Myocardial depression after cardiac surgery is a well-described phenomenon. Possible causes for the depressed myocardial performance include the underlying cardiac disease, residual effects of cold potassium cardioplegia, inadequate myocardial protection during aortic cross-clamping, or direct reperfusion injury to the myocardium. Depressed myocardial function may be present for many hours following separation from cardiopulmonary bypass. To help maintain vital organ perfusion during the perioperative period, various inotropic drugs are used, including B-adrenergic agonists and phosphodiesterase inhibitors. Intra-aortic balloon counterpulsation offers increased coronary artery perfusion and additional mechanical assistance to the left ventricle to improve vital organ perfusion, and may also be used in the immediate postoperative period. flovent inhaler

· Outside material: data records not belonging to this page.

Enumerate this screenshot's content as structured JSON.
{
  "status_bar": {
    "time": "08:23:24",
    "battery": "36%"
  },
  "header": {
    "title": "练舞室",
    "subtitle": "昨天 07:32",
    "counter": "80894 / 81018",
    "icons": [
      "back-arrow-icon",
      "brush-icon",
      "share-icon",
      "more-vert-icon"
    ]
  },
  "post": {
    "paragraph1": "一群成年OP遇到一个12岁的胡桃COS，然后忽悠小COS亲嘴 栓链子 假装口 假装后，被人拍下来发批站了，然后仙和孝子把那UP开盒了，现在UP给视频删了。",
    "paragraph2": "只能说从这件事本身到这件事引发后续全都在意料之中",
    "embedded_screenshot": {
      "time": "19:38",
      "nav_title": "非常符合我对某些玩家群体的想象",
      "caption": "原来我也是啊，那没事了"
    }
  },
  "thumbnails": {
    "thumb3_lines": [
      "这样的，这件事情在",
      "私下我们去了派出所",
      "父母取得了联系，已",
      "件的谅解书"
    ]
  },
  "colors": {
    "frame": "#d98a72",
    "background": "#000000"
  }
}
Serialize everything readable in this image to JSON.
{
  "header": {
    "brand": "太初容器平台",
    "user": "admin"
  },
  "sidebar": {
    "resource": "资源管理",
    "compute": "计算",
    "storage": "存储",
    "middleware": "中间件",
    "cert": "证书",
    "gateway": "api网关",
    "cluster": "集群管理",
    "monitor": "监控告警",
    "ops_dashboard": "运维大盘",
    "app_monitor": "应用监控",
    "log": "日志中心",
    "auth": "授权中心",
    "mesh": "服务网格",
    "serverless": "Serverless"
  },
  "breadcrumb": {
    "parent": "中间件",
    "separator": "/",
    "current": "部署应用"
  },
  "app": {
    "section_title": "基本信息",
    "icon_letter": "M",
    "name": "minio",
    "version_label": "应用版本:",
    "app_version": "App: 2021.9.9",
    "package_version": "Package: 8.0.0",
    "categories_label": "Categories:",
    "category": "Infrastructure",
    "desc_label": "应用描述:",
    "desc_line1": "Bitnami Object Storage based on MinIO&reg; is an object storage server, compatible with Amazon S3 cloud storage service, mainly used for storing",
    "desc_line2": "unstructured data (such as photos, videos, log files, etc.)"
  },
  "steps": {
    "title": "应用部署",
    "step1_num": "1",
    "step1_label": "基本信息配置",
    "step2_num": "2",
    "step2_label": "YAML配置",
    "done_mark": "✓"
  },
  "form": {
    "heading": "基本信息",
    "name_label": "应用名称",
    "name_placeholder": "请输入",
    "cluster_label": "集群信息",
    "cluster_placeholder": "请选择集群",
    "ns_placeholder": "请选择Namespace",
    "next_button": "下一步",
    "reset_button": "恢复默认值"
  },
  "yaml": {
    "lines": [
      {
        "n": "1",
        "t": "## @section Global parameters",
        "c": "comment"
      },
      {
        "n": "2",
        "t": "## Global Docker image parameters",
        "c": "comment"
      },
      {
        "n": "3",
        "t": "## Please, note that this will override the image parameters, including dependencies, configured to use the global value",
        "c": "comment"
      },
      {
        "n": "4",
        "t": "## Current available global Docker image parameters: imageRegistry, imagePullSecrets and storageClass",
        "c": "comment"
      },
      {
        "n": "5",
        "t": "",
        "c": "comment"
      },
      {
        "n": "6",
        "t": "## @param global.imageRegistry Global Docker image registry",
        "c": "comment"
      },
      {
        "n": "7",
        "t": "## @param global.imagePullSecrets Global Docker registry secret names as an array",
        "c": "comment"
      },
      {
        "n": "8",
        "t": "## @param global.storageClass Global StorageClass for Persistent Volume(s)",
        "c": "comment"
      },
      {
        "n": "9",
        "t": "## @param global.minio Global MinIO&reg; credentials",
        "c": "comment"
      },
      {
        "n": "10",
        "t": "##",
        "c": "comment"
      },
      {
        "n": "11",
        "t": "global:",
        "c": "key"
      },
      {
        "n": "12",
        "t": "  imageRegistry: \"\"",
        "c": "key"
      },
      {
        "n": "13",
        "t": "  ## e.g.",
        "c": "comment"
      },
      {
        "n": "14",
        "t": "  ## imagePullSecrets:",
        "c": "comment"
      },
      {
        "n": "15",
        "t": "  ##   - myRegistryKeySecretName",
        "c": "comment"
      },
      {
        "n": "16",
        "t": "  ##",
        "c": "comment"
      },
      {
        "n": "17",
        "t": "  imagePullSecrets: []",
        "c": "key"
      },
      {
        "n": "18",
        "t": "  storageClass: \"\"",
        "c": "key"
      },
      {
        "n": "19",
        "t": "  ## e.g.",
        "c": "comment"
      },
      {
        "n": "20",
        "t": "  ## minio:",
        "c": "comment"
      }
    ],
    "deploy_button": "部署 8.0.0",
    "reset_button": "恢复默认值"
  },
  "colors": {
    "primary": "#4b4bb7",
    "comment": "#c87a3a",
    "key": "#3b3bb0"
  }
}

The adrenergic input to the myocardium is primarily B-adrenoceptor mediated, with two distinct subtypes of beta adrenoceptors (B1 and B2) present in all chambers of the human heart The heart relies predominantly on B-adrenergic inotropic mechanisms to increase contractility and cardiac output in response to acute or chronic stress The net result of /З-adrenoceptor stimulation is an increase in intracellular cyclic AMP (cAMP) during systole which ultimately increases intracellular calcium for interaction with actin and myosin filaments. The increased cAMP concentration also favors more rapid reductions in intracellular calcium during diastole, thus allowing for more effective diastolic relaxation and ventricular filling. Although different B-agonists may bind to the same B-adrenoceptor, the result of this stimulation may be dramatically different, as some agonists have a more potent ability to increase cAMP than others. Moreover, many of the available B-adrenergic agonists bind to other receptor types, including dopaminergic (DA-1) receptors (dopamine, dopexamine) or ai-receptors (dopamine, epinephrine, norepinephrine). Not only do B-agonists vary in their ability to increase cAMP (and therefore intracellular calcium), but stimulation of a single B-adrenoceptor leads to the production of up to 10 times more cAMP molecules than does stimulation of a single B1-adrenoceptor Under normal conditions, the ratio of B1 to B2 receptors in the right and left ventricular tissue is 4:1.